I spotted Narayanan at a distance at the Golf Club. His bright yellow T-shirt, his trademark, was clearly visible from a distance. Narayanan was a fourth-generation entrepreneur from a respected business family of Tamil Nadu. Their family had varied business interests in chemicals, consumable durables and sugar. Besides, they have recently entered the software business too. Despite such diverse business interests, it is textiles that remain their flagship business. He was a graduate from a business school in the US. Like many scions of business families in India, Narayanan was a progressive, yet a traditionalist. More importantly like Midas, whatever he touched turned into gold. It was no wonder that Narayanan was the family in-charge of this important business. But of late rumour mill has it that their textile business had hit the speed breaker. I walked upto Narayanan to find out the truth.

“Hello, good morning Narayanan,” I said. “Hello, Good Morning Narada, nice to see you,” replied Narayanan. “What’s news? How’s your textile business?” I enquired, coming straight to the point. “All’s well Narada. Waiting for January 2005 for the business to go up,” he replied as he played the stroke. “Astrological predictions eh?” I instantaneously remarked, knowing very well that people generally believe more in astrology than in their ability. “No Narada, not at all. Don’t you know that textiles trade would be fully integrated into the WTO regime by January 2005? This regime would replace the existing quota system. Once the quota system is disbanded, it is expected that China and India because of their natural competitiveness would dominate the global textile trade. In fact even the WTO in their latest report acknowledges this fact,” Narayanan explained. “I know. I am broadly aware of this opening up. But do you mean to say that once the quota system is abolished, automatically India would benefit,” I enquired, trying to suppress the mischief loaded in the question. “Logically yes Narada,” he said. I could see the diplomat in him. “Ideally the Uruguay Round Negotiations gave all the players – the developed and the developing countries 10 long years to prepare for this day,” he succinctly explained the rationale for the 10-year period provided by the WTO regime for the textile trade integration. “Our textile industry is eagerly awaiting this new regime,” he said and asked the caddy for the towel as we walked towards his car.
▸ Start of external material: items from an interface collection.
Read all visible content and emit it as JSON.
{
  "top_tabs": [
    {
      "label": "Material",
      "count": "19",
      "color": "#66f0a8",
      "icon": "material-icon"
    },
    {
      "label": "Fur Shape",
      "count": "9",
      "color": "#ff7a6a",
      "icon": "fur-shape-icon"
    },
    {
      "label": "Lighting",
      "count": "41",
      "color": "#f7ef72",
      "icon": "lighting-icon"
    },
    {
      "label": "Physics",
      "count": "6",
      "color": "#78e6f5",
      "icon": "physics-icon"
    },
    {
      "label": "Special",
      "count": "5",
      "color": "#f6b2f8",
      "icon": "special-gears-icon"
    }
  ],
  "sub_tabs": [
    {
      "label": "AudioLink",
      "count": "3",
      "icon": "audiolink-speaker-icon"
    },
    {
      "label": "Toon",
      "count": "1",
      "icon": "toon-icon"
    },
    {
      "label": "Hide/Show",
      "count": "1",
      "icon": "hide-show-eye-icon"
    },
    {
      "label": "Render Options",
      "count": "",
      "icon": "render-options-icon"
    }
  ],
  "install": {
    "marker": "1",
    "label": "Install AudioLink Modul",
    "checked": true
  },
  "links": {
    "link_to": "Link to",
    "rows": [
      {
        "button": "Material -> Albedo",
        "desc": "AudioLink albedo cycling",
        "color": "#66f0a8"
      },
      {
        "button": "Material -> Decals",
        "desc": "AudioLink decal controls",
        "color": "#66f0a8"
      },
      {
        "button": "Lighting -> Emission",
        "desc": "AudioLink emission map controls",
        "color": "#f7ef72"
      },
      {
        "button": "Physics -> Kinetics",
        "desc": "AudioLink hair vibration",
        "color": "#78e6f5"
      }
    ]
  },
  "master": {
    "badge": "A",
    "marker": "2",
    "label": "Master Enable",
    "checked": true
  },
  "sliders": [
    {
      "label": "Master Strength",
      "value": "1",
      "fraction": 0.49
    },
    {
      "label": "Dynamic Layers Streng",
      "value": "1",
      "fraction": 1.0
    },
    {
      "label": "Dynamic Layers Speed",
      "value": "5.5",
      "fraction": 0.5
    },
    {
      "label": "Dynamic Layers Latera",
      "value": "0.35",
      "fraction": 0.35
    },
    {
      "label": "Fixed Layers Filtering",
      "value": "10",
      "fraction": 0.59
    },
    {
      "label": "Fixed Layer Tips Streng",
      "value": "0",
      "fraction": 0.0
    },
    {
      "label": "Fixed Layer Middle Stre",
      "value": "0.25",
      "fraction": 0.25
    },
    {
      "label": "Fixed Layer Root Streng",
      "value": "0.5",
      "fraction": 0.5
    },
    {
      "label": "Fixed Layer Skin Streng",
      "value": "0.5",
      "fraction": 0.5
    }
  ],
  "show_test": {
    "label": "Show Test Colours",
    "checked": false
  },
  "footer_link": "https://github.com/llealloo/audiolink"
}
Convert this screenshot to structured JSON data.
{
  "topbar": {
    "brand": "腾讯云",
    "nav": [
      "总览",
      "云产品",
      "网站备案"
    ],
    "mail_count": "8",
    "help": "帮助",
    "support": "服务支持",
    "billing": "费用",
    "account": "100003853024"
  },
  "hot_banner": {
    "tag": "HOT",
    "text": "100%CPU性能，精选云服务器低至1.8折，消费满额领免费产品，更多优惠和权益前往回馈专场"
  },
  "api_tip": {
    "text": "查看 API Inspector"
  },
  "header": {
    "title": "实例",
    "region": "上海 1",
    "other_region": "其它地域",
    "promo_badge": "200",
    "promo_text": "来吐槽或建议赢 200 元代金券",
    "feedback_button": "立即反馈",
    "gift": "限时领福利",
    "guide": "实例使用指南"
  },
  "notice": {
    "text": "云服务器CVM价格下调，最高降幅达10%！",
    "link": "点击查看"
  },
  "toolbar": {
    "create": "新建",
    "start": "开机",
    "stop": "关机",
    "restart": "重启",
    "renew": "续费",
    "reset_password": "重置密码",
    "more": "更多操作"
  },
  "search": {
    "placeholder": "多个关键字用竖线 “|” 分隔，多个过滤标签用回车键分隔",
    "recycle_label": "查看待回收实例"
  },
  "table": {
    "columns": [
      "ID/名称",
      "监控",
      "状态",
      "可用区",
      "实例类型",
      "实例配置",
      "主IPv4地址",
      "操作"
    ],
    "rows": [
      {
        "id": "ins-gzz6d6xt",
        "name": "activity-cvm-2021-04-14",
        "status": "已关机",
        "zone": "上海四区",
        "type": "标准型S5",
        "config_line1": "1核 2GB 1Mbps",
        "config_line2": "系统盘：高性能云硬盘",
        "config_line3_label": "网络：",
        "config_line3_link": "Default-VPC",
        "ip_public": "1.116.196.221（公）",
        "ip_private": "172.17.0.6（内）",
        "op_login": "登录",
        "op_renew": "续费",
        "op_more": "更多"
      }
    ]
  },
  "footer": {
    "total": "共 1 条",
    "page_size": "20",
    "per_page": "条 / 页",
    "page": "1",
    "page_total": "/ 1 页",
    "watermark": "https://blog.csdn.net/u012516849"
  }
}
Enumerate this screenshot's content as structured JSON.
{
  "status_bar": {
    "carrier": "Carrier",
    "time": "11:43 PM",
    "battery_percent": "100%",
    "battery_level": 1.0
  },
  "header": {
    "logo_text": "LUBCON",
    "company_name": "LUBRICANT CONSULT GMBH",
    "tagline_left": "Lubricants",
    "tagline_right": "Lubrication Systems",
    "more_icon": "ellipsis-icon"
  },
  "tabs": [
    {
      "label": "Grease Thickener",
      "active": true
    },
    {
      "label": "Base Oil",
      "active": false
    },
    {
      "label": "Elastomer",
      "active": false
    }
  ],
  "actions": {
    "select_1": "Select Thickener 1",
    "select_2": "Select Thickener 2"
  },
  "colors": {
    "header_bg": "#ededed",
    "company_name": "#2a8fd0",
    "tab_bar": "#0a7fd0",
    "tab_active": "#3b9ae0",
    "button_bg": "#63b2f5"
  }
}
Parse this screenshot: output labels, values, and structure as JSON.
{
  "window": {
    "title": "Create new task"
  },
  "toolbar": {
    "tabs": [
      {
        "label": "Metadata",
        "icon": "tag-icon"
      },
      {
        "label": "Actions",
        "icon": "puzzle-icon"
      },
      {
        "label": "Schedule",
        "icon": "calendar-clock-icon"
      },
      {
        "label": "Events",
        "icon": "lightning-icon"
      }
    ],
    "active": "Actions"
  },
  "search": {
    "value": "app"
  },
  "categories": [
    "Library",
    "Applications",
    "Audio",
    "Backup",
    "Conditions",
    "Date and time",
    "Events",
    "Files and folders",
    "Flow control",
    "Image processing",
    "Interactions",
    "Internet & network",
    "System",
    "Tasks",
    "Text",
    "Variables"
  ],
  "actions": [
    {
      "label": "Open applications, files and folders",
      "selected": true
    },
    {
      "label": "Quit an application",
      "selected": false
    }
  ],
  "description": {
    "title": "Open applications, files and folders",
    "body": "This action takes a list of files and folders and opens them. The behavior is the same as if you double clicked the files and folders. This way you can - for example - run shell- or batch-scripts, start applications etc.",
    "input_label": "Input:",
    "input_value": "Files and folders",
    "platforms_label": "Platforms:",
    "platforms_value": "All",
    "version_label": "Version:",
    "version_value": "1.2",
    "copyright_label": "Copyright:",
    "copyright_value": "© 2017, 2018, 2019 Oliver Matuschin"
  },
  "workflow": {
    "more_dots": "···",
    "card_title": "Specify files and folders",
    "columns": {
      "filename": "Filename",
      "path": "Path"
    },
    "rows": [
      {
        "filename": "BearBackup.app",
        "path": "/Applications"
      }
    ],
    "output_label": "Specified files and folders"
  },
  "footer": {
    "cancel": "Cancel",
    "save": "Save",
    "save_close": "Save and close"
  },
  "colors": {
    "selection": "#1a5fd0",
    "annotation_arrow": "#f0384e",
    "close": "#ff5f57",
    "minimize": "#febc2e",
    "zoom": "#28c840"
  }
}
“But Narayanan, I read that some developing countries are trying to postpone this scheduled opening up from January 2005 by three years. Mexico, Mauritius, Sri Lanka and Bangladesh are supposed to have jointly requested the WTO for an emergency meeting to address this issue,” I said trying to prove that I was abreast of all global trade developments. Narayanan’s eyes glowed instantaneously. “You mean to say.. that is .. will .. postponed,” he said excitedly. “Are you sure?” he enquired, trying to regain his composure. “This is what I read in some web sites,” I replied. He seemed to be lost in deep thought for a minute. “This is great, wonderful, magnificent, this would give more time for the Indian textile industry to prepare. We need more time take on the Chinese competition, more so my group,” he said contradicting what he just said a couple of minutes back. Then he made a few calls in his mobile phone, perhaps to crosscheck what I said. “No Narada, you are wrong. It is true that there was lobbying for a postponement, but the WTO has ruled otherwise very recently and the integration would be as scheduled,” he said hiding his emotions this time. “Is it bad news for you? Will it adversely affect you?” I asked worriedly. “On the contrary Narada, no, not at all. Indian textile industry is waiting for this precise moment,” he said contradicting himself yet again as he smiled mischievously and drove off in his car. Whether the Indian textile industry is prepared or not for the scheduled January 2005 integration, I wouldn’t know.

Last modified on Sunday, 07 July 2013 07:36